Instructions to follow: A single number is the answer: the count of lines in the listing below that contain "percent".

+++ Data extract +++

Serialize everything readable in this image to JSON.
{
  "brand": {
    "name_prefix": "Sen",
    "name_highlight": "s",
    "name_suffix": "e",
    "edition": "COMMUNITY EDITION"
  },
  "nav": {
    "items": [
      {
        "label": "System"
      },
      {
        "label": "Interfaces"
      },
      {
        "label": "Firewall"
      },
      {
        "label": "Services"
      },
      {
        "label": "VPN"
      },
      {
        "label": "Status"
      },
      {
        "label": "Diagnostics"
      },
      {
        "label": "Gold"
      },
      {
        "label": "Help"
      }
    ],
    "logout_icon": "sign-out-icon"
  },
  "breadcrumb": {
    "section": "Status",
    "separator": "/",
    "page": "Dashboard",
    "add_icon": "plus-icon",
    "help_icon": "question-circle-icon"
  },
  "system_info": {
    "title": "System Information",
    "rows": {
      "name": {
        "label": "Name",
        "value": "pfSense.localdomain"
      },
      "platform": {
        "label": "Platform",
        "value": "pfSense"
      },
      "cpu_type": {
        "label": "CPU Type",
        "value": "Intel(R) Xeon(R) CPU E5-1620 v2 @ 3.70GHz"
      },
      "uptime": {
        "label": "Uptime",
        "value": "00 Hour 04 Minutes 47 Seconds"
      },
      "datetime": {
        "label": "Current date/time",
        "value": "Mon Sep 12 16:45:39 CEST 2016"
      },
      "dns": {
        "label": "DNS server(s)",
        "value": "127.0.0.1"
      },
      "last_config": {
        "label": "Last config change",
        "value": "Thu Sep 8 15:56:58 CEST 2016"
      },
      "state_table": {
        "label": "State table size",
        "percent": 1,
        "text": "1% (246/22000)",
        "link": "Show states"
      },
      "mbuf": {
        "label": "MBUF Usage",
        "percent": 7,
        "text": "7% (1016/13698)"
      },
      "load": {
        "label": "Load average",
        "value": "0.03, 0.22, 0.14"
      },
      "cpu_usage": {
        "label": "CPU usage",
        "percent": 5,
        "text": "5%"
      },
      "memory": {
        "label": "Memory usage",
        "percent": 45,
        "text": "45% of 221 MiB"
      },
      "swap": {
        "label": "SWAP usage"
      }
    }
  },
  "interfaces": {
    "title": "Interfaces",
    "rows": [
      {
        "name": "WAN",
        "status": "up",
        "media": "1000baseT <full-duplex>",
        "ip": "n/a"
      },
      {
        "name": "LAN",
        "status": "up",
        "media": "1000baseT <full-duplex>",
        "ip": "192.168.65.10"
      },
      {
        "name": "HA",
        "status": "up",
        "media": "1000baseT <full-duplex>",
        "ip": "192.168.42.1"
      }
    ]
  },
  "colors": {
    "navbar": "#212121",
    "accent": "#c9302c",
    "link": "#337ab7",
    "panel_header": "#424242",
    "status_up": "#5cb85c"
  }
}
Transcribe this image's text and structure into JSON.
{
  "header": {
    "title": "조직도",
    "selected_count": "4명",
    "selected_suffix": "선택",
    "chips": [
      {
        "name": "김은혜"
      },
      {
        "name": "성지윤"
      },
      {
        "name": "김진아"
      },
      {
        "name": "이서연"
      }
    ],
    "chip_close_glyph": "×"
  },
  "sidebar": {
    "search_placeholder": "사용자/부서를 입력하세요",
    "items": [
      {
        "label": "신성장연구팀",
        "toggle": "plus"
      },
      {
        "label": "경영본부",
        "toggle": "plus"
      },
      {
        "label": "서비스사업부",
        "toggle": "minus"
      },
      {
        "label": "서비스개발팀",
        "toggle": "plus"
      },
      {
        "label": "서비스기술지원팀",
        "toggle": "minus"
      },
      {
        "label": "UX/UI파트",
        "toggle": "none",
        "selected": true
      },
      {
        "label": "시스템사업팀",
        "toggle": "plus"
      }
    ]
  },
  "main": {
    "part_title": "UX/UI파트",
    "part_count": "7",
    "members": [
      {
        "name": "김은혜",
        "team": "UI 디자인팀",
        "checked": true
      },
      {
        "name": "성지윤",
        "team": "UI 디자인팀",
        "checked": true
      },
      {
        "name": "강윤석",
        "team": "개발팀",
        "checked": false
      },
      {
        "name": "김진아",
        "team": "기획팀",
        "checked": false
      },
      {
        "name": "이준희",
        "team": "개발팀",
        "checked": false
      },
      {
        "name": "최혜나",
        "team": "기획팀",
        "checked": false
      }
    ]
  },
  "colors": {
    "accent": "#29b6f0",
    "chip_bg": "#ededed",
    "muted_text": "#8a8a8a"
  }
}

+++

Response: 4